Starting right after spring break, counselors and teachers in the Austin school district will pitch eighth-graders on a new sort of high school – one that lasts for up to six years, but ends with an interview for a job such as a cybersecurity analyst with Dell Inc. or a nurse with the Seton Healthcare Family.
Students slated to attend LBJ and Reagan high schools will get the first shot at the new academies, which will start this fall with about 70 incoming freshmen at each campus.
The Career Launch program is the latest effort to give students — mostly first-generation college students and those from low-income families — a chance to earn an associate degree while working toward their high school diplomas.
But Career Launch also will serve as a workforce training program, with mentoring and guaranteed interviews for high demand jobs for students who complete the work.
Students at Reagan can earn a degree in computer science, with a focus on cybersecurity and data mining. Those in the LBJ program can obtain a degree in applied science, specializing in nursing and other health fields. Dell and Seton employees will help train and mentor students. The jobs pay above the Austin area’s median household income of $58,000 — the average salary for a nurse in Austin is about $66,000, according to a recent Bureau of Labor Statistics report.
“This opens more doors for our kids,” Reagan Principal Anabel Garza said. “They’re exposed to things that they’d never be exposed to before. Then they know it’s possible. Kids are enthusiastic about something in their future.”
The district has been working with both Dell and Seton, as well as Austin Community College and the University of Texas to create the program.
While most classes will be offered at the high school in the early years, the advanced coursework will likely take place at Austin Community College. The program lasts for up to six years, but students can complete it earlier.
“They’re not just earning certificates in isolation but a high employment probability if they do what they need to do,” said Craig Shapiro, Austin’s associate superintendent of high schools. “Their major is tied to an industry instead of a general diploma. For those who know they want to do computer science and health, this is a great way for kids to get right into it.”
The Manor district, which recently launched an early college high school at Manor High, also will offer a second degree pathway in applied science.

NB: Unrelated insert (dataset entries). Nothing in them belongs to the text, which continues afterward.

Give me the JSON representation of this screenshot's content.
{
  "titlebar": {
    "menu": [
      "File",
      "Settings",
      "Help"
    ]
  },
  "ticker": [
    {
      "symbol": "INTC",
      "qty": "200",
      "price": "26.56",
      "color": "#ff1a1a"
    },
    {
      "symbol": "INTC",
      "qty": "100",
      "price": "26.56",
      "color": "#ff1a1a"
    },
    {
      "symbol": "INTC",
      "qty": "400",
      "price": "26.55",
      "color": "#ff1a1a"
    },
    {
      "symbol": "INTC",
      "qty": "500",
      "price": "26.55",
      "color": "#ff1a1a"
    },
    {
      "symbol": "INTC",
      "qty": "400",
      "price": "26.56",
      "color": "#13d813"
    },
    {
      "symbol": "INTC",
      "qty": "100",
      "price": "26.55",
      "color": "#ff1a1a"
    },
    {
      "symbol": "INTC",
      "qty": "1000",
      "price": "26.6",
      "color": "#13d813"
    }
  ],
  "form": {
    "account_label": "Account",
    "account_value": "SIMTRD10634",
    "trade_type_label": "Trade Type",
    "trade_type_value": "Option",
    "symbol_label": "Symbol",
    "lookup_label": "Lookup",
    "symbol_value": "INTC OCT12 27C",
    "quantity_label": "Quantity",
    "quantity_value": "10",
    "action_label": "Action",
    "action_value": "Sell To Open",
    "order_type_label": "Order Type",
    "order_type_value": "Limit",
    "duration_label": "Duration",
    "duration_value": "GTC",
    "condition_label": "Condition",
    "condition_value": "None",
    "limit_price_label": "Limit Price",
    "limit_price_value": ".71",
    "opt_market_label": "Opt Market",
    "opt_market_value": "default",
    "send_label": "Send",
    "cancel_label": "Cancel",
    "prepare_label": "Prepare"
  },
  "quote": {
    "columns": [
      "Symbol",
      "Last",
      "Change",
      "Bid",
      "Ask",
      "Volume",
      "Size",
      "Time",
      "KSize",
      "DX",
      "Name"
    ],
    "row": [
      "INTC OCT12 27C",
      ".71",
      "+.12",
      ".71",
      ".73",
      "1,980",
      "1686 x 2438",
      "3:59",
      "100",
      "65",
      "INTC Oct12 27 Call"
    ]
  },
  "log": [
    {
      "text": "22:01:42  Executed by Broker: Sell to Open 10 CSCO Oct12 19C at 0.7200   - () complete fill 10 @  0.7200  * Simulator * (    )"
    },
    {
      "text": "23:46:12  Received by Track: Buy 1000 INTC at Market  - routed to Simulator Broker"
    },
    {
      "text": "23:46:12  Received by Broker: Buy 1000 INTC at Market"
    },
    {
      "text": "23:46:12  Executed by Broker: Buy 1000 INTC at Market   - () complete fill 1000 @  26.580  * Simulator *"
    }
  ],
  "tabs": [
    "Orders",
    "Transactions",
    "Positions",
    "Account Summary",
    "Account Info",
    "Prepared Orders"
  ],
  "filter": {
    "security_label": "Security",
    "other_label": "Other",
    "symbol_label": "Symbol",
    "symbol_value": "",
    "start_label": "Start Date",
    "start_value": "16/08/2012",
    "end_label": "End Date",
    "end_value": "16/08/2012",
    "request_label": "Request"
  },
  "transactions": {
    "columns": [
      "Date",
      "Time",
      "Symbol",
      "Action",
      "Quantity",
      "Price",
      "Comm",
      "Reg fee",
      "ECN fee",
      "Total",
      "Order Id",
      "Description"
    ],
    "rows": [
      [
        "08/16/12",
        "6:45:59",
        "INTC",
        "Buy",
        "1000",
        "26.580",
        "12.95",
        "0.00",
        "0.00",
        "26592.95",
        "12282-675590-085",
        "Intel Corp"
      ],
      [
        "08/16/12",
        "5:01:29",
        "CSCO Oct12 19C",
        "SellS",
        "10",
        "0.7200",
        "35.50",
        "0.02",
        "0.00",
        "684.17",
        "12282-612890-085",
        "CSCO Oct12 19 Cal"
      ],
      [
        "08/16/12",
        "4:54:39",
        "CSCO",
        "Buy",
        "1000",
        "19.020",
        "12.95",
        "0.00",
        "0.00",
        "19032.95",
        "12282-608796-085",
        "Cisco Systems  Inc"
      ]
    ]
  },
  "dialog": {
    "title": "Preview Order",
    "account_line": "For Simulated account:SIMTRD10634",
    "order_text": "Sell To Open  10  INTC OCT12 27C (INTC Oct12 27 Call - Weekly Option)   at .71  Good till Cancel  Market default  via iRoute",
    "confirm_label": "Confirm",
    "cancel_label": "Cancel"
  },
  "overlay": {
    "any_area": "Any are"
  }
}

The four-year plan gives students a chance to earn specialization in automation, robotics and controls, and certification as a production technician. Employees from Applied Materials Inc. and Samsung will help train and mentor the participating Manor High School students.
“It’s giving our kids options and diversifying their skills and looking at a high demand area that is right in our backyard,” Manor Superintendent Royce Avery said. “These kids can stay right in this community and engage and be first in line to interview with these two corporations.”
The three campuses were among 19 early college high schools that received state grants to establish workforce training academies on their campuses to better prepare students for post-school success, reduce the local skills gap and create a pipeline for local employment.
Each of the three schools received $400,000 in state grants to launch the programs.
“This is applied learning at its best, delivering high-quality technical preparation and a well-rounded course of study,” said Drew Scheberle, the Greater Austin Chamber of Commerce’s senior vice president for policy. “The key is the program gives graduates what they need to earn credentials that are in demand and pay them well when they get hired.”
The workspaces at the schools will depart from traditional classrooms, more resembling a workplace in a high-tech company or hospital.
LBJ, for example, will have medical equipment and hospital beds as part of the health sciences training, and Reagan will have state-of-the art computers and equipment.
“On day one, when the students walk into the classroom, what they learn has direct relevancy to the IT market,” said Jeremy Ford, director of corporate giving for Dell.
Even if the students decide not to complete the program, the curriculum will still provide some certifications they can use in the fields.
“One of the objectives is whatever the exit point for the individual, they still get value out of that and can build on it,” Ford said.
Austin’s programs are patterned after the Pathways in Technology Early College High Schools, better known as P-TECH schools, that began in Brooklyn in 2011, with IBM as the workforce partner.
A bill filed in the Legislature would establish P-TECHs in Texas, and could lead to more programs like Career Launch.